[DIRECTIONS]
A single figure is the whole answer: the number of lines in the records that contain "Radius".

☆ ☆ ☆ ☆ ☆ ☆ ☆

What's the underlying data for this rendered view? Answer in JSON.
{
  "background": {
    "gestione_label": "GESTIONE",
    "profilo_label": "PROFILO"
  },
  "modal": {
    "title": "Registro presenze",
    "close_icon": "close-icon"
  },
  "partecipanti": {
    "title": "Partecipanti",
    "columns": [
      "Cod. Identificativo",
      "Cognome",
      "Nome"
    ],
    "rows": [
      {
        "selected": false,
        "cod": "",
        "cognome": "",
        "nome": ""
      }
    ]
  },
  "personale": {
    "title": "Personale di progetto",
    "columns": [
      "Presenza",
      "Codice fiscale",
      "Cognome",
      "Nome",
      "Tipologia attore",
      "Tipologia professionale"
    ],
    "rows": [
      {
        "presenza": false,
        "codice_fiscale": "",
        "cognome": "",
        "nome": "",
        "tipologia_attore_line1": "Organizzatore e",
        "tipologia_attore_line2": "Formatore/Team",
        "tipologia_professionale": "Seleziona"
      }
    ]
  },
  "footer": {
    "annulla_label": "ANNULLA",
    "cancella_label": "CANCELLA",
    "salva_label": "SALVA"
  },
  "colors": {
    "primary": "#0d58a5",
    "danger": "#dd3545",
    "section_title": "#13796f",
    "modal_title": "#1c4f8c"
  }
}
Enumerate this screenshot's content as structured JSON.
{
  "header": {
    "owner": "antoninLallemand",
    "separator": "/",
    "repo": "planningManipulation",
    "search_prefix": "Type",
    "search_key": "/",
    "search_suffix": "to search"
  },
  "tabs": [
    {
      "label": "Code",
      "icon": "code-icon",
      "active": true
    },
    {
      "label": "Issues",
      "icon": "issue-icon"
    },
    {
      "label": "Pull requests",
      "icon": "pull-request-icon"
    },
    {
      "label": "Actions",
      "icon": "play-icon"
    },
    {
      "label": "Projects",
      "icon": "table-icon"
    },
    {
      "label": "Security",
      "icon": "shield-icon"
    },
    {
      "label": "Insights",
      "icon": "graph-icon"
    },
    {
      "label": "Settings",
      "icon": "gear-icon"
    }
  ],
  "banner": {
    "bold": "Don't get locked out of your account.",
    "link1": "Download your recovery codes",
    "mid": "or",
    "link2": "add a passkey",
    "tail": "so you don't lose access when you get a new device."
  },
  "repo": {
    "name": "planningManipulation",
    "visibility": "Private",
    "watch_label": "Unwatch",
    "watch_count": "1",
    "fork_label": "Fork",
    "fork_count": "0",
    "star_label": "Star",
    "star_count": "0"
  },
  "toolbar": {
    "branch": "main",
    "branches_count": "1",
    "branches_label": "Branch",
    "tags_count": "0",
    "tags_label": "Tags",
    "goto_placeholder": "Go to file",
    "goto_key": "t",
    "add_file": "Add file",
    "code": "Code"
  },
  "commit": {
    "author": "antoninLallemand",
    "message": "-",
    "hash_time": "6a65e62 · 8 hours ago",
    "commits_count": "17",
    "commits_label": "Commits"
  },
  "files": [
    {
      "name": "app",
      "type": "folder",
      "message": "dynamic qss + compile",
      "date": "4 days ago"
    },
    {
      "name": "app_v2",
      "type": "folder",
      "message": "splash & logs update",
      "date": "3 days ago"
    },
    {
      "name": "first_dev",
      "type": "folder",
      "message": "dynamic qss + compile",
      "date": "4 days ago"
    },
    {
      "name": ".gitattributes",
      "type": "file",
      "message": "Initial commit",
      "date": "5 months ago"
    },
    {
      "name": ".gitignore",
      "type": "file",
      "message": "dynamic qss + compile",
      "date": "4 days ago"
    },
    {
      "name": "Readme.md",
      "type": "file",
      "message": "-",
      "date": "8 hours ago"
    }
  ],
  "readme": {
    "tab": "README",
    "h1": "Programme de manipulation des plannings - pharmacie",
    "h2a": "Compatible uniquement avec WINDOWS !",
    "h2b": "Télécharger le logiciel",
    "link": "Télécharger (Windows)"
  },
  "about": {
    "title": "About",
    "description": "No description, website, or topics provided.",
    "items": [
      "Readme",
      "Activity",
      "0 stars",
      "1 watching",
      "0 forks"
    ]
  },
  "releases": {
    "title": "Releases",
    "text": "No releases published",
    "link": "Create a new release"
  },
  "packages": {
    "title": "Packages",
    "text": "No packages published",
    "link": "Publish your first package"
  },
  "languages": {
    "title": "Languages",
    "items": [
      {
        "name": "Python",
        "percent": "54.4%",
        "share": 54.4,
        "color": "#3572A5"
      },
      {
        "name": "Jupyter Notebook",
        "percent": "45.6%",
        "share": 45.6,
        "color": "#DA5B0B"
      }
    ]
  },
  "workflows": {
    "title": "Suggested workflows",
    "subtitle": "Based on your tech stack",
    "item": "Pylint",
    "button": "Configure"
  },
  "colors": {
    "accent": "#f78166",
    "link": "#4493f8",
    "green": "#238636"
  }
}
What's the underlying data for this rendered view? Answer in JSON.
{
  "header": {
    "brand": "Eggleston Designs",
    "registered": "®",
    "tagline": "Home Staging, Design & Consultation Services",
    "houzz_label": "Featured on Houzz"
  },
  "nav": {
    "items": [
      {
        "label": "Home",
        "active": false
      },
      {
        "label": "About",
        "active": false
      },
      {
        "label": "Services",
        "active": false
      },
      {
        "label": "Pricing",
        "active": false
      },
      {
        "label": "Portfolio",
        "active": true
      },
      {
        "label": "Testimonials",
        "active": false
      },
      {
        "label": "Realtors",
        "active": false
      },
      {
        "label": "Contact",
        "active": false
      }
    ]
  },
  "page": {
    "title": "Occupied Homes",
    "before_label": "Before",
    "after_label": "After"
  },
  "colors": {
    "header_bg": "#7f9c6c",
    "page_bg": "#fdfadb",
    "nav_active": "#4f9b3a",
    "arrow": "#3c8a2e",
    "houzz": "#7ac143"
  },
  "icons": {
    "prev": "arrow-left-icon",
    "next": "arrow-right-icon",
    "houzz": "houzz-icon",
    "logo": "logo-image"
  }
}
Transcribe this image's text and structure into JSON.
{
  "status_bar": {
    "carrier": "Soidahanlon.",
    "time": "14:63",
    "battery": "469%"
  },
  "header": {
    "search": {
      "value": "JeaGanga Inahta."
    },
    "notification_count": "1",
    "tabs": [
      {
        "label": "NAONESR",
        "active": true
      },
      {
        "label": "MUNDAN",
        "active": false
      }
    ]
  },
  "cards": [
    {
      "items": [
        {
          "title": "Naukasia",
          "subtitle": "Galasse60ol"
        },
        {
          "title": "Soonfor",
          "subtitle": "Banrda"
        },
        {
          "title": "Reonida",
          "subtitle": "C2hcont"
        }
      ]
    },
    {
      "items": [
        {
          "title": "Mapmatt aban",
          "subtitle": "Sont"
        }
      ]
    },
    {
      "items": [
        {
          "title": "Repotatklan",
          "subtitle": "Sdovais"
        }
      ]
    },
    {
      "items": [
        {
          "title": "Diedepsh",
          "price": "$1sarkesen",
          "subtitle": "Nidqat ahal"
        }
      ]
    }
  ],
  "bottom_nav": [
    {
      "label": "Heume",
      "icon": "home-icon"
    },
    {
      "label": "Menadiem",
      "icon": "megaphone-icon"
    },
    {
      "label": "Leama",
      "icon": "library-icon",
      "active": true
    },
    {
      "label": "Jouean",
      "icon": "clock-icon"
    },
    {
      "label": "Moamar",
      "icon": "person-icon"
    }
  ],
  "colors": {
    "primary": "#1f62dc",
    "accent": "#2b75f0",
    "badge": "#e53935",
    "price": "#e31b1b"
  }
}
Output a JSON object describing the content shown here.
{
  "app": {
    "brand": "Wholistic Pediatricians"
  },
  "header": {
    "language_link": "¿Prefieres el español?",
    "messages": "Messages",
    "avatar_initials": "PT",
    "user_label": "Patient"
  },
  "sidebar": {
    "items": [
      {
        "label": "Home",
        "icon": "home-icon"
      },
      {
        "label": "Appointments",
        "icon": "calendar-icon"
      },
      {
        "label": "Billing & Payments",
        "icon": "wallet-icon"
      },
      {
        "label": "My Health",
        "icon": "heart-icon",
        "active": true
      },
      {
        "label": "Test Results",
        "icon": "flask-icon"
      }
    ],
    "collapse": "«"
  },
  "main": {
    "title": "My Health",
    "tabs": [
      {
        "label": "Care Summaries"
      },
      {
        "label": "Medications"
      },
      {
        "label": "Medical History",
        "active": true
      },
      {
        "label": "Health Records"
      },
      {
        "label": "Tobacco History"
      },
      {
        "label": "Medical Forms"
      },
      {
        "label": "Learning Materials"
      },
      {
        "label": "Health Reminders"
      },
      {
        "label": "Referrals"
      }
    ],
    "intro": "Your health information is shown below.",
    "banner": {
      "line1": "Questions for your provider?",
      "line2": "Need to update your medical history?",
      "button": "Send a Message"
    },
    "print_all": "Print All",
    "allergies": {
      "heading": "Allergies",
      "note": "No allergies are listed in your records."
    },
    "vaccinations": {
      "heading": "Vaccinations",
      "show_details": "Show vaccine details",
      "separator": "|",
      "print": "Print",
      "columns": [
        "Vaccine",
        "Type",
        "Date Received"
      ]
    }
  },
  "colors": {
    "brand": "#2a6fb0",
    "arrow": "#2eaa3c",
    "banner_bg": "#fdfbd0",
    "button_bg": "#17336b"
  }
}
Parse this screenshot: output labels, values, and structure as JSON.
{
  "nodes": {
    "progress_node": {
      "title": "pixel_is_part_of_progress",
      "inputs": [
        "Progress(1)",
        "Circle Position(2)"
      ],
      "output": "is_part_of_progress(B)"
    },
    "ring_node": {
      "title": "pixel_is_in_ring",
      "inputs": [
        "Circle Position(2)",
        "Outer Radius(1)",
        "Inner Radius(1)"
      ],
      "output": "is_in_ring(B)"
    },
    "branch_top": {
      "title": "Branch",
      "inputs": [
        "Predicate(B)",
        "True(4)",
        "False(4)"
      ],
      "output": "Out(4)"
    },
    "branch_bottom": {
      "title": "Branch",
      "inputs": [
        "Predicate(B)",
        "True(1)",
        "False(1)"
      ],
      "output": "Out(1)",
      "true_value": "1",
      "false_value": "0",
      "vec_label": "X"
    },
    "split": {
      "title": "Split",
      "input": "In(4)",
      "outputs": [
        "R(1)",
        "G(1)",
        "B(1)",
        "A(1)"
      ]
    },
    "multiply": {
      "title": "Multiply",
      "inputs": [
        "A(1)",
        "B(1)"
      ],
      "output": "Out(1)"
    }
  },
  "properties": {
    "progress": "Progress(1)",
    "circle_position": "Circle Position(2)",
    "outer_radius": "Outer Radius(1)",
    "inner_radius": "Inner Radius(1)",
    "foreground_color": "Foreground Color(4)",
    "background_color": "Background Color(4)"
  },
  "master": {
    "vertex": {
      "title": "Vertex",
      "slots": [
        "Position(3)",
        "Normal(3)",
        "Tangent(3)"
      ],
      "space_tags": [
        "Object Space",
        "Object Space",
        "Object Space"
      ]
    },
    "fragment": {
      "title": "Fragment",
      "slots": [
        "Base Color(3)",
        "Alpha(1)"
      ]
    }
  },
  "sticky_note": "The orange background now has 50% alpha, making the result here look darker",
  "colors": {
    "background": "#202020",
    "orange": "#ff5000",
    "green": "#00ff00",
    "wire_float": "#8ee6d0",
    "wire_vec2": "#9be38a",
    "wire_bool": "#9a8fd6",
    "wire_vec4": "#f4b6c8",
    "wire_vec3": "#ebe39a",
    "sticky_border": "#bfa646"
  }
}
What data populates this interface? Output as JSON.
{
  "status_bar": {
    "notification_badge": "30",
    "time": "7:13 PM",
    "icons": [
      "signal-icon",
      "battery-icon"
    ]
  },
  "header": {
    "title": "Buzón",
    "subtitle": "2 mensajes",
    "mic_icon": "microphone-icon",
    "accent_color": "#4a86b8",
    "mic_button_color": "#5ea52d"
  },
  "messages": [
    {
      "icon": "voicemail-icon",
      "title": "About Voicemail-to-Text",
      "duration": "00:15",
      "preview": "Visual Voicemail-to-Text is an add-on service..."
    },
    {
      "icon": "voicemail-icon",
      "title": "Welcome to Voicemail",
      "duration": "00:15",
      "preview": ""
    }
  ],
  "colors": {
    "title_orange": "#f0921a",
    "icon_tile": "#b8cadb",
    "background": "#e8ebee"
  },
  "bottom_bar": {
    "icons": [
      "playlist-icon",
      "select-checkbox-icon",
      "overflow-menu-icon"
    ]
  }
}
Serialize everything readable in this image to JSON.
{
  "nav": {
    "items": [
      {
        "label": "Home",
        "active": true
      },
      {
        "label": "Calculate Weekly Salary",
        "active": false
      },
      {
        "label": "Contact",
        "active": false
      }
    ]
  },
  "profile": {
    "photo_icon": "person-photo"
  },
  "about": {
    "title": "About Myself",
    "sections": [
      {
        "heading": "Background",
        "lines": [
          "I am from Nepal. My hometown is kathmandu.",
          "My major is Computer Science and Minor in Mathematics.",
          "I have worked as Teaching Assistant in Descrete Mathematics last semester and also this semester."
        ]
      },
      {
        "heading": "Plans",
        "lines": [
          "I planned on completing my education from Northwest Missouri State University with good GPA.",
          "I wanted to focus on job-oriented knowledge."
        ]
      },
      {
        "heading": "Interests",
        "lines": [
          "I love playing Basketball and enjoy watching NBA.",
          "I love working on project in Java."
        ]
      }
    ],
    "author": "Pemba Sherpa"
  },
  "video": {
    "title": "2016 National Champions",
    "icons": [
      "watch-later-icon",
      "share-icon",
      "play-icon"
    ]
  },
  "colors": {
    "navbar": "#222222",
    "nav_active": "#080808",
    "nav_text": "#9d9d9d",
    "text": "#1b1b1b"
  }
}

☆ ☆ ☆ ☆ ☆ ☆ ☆

[COMPLETED TASK]
4